**Task description**
Show every line from the data below that includes "folder".

**Entries shown**
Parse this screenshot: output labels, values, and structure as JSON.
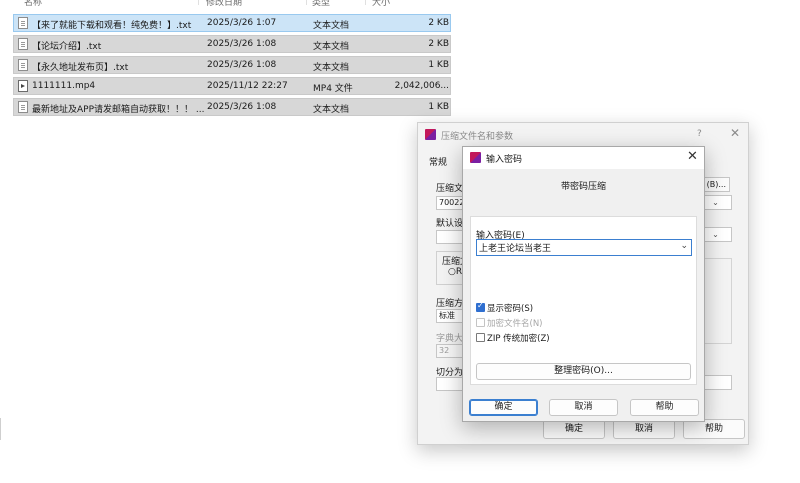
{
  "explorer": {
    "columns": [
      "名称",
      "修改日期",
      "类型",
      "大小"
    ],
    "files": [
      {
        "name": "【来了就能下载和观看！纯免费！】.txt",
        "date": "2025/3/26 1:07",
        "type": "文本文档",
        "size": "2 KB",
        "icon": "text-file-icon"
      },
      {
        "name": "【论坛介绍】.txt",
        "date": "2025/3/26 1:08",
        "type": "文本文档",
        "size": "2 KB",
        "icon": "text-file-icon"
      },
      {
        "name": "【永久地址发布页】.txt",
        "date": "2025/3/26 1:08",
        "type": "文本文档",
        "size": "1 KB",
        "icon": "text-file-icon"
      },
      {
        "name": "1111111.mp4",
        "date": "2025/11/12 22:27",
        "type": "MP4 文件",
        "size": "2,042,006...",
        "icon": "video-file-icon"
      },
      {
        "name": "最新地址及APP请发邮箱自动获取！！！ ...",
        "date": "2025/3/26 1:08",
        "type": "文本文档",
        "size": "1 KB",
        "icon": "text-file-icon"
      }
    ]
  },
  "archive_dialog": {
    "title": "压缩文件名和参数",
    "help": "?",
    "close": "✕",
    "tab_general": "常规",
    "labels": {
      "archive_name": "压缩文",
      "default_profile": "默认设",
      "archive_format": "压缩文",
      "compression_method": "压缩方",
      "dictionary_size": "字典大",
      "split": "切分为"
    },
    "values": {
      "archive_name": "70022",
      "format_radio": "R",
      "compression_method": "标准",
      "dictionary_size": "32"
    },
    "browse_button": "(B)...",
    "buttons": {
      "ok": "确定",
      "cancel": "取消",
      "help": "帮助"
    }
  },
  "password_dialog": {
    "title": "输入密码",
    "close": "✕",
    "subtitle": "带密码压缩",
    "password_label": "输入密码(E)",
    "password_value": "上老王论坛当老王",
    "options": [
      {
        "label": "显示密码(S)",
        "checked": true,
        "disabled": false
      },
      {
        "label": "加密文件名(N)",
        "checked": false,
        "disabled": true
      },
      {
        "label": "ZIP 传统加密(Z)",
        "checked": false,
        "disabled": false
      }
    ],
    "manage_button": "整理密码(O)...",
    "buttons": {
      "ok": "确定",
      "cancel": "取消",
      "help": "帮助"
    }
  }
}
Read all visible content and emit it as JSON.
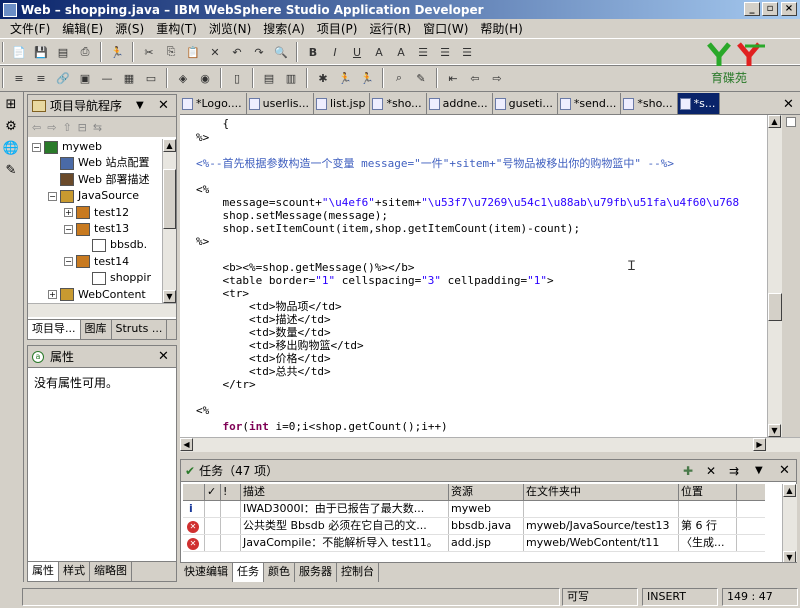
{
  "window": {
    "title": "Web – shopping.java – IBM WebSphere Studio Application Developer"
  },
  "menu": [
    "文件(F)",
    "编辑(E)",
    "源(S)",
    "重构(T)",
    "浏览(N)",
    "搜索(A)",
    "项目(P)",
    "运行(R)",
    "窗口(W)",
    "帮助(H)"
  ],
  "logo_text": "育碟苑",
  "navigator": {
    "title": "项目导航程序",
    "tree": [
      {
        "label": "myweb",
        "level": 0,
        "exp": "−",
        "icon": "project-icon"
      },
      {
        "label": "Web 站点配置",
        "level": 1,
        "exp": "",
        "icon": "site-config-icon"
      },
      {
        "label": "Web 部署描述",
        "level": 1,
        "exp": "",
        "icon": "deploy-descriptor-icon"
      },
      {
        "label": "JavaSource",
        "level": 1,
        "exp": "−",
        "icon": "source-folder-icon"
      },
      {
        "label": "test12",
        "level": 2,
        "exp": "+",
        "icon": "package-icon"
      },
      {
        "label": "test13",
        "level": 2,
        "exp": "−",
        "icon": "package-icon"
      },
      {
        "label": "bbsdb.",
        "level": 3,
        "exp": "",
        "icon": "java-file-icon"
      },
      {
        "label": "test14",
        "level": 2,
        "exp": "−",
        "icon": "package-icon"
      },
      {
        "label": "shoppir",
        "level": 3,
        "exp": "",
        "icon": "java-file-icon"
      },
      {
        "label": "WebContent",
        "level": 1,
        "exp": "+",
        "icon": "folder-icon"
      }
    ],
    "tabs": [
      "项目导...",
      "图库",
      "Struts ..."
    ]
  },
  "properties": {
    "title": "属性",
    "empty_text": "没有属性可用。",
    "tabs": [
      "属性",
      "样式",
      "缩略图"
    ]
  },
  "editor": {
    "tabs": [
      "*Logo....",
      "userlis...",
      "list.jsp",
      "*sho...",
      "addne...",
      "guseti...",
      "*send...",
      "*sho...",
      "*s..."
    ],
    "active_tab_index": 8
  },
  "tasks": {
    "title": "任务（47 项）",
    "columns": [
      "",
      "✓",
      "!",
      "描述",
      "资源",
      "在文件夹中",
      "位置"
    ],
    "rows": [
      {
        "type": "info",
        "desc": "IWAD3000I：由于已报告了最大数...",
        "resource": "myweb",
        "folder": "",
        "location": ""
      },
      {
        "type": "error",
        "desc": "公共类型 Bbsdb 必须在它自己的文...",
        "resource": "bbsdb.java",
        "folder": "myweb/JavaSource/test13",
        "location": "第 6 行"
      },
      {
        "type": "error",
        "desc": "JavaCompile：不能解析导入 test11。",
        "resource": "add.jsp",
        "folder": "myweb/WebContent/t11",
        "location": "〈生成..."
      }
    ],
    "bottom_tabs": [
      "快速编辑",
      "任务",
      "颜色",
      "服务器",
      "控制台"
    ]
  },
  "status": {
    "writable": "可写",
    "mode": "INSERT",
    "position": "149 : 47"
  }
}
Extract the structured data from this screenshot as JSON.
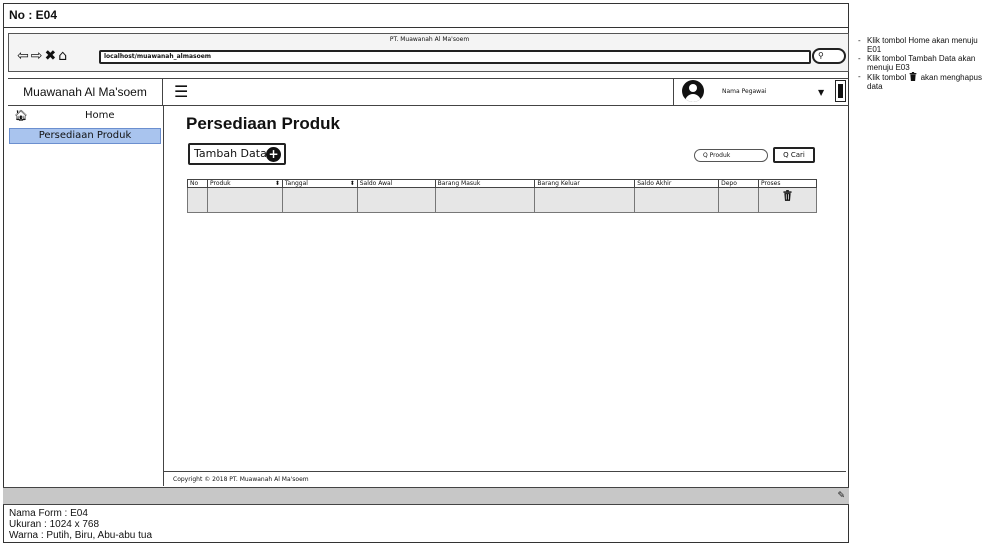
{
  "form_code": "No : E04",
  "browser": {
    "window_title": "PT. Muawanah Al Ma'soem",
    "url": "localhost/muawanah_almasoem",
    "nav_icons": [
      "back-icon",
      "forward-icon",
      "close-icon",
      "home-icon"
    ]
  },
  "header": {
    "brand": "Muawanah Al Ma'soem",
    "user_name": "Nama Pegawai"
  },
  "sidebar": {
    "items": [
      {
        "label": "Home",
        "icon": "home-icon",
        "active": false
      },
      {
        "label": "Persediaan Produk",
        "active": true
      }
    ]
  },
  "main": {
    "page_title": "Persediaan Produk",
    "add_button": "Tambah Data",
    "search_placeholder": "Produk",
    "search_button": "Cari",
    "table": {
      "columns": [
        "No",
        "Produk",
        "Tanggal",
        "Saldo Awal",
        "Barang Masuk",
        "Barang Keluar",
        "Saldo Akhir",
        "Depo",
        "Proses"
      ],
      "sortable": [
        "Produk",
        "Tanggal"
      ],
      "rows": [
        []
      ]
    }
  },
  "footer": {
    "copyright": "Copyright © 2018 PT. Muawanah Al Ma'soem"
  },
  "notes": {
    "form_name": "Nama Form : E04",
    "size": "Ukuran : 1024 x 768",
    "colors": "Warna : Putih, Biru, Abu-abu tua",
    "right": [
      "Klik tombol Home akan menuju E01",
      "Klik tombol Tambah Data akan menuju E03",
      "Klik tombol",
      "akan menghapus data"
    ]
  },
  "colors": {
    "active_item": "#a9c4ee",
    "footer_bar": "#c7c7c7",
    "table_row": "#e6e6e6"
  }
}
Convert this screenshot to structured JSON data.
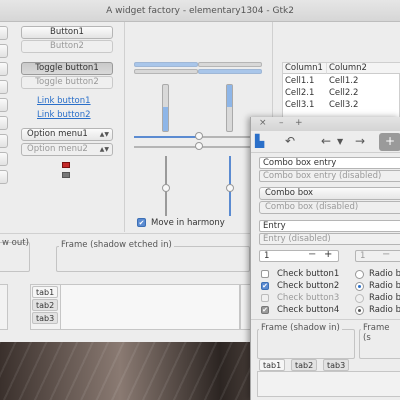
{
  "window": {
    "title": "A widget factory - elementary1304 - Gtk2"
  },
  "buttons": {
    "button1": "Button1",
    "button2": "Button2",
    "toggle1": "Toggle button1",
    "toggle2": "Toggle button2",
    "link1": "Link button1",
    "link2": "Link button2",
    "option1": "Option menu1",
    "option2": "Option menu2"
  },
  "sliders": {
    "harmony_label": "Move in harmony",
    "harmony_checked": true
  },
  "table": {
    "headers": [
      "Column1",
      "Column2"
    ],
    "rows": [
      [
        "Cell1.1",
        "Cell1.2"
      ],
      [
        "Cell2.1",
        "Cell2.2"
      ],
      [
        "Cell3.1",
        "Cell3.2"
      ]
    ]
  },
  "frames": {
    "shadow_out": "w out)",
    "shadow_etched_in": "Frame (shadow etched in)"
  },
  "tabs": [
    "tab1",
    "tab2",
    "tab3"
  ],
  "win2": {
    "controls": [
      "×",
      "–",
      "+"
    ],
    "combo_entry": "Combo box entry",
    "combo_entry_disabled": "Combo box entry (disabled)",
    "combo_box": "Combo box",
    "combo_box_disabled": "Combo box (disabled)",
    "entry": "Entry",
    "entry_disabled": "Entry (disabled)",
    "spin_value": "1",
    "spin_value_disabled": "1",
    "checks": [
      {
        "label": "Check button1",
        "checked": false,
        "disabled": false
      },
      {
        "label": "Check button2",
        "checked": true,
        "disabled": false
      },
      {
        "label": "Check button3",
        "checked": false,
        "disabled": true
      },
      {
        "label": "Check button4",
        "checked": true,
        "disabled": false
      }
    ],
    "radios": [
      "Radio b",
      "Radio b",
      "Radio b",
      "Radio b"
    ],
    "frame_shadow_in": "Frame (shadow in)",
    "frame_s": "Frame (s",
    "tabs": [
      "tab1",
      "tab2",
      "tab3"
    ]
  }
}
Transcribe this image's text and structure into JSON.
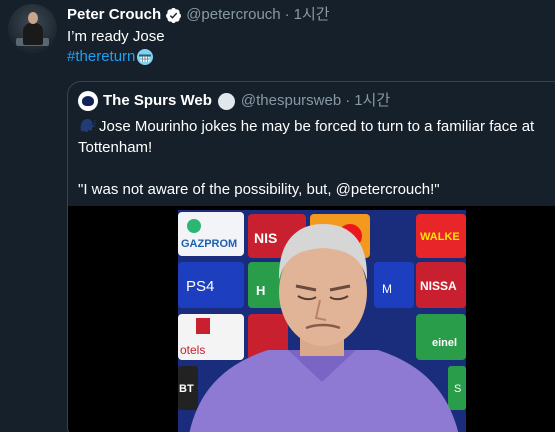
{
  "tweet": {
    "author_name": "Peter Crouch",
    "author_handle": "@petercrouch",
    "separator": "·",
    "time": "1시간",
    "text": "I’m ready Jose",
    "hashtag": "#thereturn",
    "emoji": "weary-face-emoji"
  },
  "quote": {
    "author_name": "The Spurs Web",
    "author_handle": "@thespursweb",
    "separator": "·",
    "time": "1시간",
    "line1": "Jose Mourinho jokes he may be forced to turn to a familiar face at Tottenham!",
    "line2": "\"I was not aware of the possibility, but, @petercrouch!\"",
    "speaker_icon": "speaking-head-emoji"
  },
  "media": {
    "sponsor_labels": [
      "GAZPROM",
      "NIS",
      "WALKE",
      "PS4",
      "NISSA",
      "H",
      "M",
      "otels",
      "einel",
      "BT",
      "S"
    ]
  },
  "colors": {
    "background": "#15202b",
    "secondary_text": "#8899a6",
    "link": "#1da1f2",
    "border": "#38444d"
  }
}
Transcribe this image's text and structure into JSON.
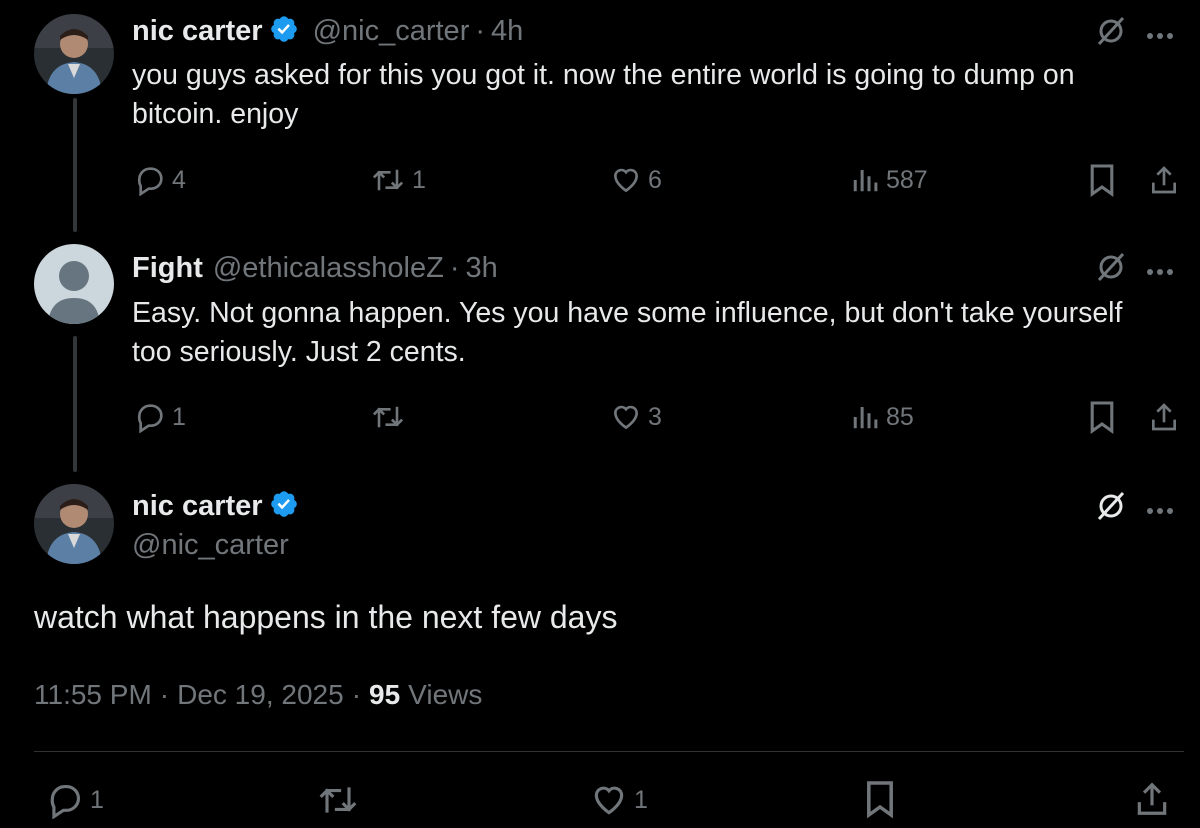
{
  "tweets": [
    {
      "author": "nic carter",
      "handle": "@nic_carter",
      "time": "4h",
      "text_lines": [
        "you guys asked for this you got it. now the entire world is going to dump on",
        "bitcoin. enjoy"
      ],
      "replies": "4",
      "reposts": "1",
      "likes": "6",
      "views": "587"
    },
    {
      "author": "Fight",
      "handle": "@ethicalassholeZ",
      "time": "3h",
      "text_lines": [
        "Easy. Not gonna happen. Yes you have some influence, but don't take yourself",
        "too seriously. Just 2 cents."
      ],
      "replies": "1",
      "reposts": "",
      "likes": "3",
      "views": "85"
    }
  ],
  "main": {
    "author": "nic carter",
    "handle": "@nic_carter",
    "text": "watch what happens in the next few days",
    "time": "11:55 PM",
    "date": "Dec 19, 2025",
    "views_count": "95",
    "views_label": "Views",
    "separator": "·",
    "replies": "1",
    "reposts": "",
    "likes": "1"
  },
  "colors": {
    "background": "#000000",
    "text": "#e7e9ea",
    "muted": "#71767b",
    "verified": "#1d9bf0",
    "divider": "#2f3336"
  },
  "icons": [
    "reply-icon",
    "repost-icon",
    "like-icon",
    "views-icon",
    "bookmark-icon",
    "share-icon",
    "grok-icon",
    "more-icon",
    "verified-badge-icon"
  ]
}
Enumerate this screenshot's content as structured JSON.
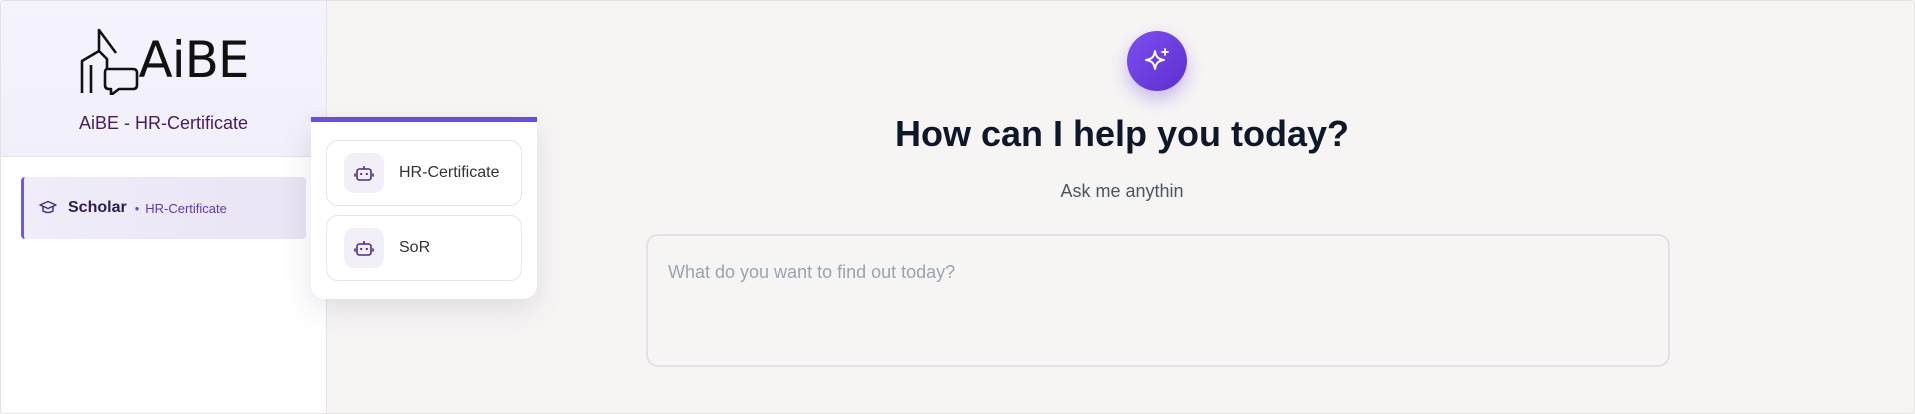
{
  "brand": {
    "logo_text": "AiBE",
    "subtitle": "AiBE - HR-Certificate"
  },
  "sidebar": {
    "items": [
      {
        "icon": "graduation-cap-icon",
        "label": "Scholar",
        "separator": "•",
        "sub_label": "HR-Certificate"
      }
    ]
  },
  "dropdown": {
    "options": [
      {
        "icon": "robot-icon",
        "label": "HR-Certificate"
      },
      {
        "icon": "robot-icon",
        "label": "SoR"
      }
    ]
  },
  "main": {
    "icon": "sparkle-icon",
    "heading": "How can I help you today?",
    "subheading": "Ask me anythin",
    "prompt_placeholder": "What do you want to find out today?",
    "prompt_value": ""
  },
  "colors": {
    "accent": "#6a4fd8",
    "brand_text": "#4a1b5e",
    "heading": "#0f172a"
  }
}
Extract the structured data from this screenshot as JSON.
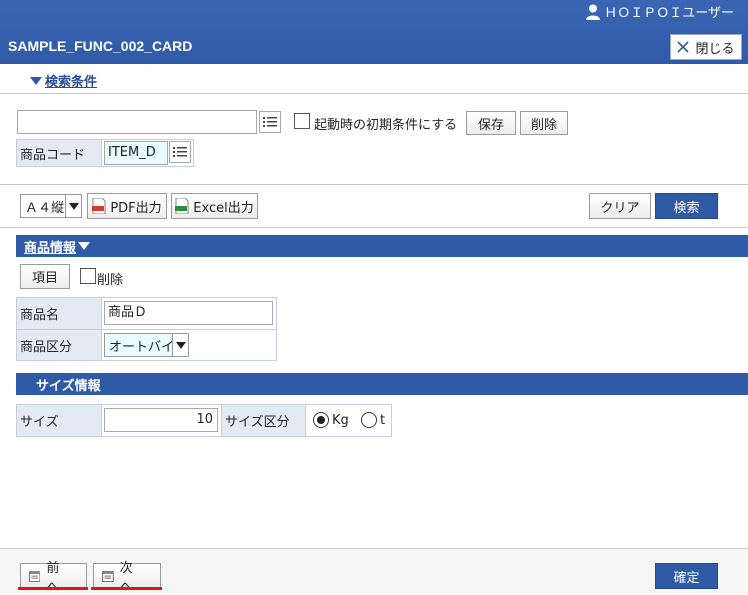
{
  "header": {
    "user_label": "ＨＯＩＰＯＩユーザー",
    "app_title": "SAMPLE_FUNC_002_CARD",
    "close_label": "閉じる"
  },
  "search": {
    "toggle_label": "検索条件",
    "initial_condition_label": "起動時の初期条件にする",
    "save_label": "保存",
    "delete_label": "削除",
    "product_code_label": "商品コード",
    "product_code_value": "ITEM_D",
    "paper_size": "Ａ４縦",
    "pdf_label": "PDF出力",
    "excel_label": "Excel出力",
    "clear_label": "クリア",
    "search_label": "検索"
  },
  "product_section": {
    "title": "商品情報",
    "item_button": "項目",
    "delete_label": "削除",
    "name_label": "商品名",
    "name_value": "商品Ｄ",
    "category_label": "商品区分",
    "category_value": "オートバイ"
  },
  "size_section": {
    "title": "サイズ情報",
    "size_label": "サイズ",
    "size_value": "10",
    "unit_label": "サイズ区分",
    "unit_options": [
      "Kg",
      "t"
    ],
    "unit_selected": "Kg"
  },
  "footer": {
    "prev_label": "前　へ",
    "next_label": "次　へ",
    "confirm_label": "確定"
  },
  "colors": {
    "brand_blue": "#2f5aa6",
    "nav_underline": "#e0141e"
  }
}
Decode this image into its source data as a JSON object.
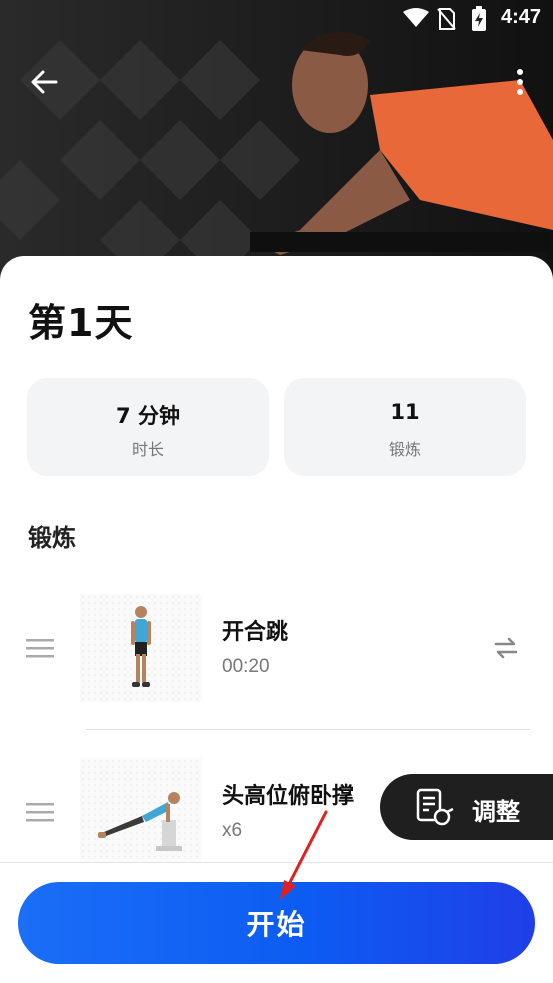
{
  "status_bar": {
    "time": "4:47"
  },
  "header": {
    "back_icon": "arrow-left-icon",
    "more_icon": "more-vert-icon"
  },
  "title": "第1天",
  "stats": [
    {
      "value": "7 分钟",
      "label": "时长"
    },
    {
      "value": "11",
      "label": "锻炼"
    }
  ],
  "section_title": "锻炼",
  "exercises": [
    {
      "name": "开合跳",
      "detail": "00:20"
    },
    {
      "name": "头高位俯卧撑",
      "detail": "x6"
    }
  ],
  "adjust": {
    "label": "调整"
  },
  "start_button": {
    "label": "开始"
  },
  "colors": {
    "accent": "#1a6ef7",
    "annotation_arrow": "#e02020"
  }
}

**Task response**
        "icon": "source-folder-icon"
        "icon": "folder-icon"
        "folder": "",
        "folder": "myweb/JavaSource/test13",
        "folder": "myweb/WebContent/t11",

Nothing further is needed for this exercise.